* [Work to complete]:
Please give the number of lines in the listing that include the word "icon", with no other words.

++++++++

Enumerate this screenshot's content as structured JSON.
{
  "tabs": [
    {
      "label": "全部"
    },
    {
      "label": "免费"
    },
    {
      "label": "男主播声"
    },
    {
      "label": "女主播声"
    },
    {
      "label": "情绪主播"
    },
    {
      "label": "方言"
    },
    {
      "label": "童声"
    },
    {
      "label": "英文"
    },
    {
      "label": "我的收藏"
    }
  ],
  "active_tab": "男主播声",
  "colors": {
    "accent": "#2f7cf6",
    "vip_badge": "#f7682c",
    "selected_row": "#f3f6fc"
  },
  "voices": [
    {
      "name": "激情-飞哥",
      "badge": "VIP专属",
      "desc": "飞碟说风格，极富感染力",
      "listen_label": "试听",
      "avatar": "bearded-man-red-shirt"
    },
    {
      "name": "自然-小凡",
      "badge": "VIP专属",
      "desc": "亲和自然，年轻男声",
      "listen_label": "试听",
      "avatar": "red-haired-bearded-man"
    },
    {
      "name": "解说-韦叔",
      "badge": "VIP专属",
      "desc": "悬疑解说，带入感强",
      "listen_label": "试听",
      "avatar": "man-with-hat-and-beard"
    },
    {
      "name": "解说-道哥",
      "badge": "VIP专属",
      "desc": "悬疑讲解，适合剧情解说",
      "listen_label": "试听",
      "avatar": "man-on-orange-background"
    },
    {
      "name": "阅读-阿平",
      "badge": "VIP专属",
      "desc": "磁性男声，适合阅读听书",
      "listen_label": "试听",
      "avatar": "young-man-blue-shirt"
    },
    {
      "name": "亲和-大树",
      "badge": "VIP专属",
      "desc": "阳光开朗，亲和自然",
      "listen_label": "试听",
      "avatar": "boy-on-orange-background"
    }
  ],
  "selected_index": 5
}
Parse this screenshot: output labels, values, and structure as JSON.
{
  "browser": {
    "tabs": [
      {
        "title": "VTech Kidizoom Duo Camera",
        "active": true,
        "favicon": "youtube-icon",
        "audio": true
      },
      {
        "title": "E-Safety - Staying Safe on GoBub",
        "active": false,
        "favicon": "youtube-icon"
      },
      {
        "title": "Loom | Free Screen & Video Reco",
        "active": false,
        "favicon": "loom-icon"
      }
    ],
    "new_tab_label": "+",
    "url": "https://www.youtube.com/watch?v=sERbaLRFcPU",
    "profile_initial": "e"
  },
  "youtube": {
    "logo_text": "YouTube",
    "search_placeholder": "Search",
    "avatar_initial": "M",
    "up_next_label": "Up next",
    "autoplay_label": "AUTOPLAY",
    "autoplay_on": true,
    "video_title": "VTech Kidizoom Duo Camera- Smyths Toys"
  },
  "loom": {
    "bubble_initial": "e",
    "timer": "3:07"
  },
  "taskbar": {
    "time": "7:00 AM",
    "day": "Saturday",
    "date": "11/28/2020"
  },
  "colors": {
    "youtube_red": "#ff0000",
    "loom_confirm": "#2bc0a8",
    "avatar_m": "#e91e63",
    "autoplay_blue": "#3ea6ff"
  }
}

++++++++

* [Written solution]:
3